(Entries shown Opens)

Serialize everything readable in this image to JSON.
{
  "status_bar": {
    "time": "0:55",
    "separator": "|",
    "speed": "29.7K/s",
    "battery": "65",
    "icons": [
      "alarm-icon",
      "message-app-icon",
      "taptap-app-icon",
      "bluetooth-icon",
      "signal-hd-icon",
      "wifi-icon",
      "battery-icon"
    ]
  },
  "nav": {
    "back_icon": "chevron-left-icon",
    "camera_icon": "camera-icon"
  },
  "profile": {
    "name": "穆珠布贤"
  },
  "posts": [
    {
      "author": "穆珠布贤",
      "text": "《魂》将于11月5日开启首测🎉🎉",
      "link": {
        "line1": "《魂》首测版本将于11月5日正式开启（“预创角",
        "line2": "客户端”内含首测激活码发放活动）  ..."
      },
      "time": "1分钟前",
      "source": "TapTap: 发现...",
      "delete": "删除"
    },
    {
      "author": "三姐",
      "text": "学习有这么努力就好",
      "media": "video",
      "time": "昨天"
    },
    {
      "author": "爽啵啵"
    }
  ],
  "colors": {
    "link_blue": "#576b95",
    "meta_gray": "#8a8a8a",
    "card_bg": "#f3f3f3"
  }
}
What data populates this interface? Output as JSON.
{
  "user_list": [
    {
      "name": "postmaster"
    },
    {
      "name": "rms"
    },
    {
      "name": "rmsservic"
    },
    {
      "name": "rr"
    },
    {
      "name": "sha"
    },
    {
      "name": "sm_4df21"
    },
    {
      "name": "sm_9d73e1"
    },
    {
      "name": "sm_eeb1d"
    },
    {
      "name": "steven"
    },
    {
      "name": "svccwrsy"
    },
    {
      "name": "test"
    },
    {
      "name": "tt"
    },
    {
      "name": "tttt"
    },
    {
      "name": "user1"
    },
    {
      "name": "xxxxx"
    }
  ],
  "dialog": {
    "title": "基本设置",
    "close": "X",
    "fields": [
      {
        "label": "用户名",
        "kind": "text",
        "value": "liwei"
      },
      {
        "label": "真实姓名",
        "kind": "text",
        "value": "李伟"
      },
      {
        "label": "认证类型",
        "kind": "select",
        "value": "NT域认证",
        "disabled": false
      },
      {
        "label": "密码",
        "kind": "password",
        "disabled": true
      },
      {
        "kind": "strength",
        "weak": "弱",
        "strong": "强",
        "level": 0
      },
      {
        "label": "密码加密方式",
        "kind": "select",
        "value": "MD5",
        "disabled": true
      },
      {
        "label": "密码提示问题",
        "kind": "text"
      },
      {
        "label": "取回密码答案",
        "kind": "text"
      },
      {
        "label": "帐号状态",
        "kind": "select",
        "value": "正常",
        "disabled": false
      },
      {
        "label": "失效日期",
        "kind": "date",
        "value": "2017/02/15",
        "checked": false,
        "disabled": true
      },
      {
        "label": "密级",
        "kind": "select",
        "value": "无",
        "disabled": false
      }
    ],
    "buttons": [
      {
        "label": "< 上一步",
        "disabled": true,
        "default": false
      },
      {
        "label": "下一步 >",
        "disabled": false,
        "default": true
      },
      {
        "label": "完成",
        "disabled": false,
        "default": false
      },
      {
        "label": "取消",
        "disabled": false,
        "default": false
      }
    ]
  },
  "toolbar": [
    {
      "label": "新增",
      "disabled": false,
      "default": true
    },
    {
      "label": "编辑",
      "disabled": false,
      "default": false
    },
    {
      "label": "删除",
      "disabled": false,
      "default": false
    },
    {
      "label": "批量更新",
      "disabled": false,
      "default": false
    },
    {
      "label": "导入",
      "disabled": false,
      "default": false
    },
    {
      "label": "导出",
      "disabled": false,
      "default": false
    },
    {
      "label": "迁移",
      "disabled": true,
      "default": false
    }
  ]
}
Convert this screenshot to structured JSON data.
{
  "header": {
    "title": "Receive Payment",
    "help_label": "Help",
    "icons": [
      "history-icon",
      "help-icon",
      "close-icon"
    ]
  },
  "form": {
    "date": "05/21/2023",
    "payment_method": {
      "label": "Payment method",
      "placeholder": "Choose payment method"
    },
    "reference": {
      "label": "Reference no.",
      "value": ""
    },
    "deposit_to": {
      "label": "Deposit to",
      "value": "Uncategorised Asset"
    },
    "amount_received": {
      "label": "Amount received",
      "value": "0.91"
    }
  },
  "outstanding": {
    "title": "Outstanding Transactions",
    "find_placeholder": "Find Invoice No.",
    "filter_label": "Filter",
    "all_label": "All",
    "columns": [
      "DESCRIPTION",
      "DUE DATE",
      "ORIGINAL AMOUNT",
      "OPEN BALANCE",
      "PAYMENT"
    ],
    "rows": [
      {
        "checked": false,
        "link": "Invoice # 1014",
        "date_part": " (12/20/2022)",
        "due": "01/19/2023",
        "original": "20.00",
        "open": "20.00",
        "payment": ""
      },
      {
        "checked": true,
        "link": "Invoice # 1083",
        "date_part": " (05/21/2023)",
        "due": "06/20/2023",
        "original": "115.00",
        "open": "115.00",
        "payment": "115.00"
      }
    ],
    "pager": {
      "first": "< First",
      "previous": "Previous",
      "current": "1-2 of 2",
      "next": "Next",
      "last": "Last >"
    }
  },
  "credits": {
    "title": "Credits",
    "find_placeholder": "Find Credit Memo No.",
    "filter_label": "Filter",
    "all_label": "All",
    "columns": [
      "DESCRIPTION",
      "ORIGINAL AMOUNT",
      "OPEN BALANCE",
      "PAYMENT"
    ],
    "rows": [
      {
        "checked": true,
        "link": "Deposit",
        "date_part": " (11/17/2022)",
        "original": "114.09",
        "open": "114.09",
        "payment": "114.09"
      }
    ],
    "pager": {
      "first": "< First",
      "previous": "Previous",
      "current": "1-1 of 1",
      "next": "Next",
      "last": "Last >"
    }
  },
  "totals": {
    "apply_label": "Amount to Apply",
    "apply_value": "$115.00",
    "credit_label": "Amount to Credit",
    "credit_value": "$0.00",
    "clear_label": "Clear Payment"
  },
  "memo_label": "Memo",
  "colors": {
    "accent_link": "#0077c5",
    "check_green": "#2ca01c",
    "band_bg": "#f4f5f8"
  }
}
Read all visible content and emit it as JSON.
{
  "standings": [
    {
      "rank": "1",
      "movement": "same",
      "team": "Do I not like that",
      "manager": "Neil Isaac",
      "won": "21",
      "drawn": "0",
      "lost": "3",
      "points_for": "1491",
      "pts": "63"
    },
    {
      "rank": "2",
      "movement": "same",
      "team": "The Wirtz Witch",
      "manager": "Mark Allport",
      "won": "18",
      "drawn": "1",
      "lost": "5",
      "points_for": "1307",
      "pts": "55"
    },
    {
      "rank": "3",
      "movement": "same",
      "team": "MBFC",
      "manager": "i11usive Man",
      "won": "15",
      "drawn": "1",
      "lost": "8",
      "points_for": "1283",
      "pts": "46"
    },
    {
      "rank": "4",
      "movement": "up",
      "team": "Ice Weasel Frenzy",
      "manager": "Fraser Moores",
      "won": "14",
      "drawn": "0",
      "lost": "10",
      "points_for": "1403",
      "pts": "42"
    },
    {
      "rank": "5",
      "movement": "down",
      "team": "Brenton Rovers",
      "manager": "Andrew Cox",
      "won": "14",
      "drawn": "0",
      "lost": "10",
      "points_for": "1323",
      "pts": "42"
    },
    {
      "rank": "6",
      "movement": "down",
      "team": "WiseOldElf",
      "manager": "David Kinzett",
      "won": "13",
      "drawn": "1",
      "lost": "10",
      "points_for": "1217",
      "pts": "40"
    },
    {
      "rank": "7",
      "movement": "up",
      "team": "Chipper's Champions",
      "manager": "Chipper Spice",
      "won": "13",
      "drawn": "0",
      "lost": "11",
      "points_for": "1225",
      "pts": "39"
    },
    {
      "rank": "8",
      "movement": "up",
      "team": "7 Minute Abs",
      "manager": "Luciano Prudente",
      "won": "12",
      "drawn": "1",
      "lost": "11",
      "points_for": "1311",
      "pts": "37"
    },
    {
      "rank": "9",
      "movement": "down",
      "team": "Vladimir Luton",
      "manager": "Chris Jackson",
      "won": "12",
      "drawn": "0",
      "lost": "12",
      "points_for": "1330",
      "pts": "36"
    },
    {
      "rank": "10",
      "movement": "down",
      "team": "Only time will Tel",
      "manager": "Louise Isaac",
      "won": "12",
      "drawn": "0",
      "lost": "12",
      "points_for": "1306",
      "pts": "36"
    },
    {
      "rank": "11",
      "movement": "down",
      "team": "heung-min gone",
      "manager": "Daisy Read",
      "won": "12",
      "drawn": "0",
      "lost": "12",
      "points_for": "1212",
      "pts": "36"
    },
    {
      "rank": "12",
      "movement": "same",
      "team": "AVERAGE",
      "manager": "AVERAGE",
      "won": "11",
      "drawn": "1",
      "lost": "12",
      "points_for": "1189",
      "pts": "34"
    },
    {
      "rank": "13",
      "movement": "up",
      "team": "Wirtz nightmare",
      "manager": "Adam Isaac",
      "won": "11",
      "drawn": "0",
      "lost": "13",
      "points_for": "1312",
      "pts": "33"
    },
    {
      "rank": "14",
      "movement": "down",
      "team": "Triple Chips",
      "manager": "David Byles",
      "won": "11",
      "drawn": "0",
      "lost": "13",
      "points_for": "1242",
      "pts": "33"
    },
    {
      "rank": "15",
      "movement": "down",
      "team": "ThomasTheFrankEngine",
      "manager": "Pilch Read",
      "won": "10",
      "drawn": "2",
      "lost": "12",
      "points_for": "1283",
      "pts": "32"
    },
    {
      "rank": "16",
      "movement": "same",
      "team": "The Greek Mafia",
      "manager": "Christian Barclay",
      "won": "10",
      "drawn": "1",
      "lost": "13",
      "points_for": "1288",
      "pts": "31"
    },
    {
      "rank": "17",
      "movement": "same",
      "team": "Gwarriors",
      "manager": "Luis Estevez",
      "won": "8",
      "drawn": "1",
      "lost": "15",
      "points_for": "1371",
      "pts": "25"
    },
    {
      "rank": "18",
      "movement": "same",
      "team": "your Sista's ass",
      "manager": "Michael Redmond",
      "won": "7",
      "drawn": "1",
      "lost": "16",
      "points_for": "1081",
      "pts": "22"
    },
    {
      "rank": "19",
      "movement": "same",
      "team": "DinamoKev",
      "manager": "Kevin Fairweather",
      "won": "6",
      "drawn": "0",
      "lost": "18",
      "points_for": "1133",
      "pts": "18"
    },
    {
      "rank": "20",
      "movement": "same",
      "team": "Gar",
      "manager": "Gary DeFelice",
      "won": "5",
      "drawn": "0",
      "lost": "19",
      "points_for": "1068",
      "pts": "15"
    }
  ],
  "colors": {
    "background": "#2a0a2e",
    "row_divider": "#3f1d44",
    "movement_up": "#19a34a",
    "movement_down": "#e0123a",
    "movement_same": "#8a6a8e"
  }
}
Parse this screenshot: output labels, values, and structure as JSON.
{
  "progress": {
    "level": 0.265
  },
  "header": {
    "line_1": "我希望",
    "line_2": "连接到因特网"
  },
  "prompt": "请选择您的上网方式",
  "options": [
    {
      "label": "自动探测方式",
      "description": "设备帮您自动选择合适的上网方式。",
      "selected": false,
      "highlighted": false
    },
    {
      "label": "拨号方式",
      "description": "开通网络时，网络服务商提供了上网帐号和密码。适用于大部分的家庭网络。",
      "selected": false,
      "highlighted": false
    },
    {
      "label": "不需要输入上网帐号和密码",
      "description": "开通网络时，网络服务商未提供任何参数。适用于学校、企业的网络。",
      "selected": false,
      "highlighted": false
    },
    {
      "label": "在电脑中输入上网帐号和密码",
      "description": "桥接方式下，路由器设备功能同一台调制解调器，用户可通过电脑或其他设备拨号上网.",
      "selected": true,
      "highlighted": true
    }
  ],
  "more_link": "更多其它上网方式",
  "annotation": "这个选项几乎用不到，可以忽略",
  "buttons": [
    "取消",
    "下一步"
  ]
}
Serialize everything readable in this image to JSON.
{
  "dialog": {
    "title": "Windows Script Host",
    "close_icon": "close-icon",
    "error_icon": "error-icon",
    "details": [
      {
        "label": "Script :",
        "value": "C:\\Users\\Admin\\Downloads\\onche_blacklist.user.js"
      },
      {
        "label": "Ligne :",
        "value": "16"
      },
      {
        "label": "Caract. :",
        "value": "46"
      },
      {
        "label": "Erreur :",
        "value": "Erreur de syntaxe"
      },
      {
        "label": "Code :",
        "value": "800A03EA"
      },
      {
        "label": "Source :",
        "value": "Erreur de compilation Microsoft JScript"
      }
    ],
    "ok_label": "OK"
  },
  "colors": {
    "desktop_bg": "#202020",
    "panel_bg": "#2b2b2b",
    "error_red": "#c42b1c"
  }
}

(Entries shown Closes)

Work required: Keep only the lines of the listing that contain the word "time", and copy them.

Your solution:
    "time": "0:55",
      "time": "1分钟前",
      "time": "昨天"
      "team": "Only time will Tel",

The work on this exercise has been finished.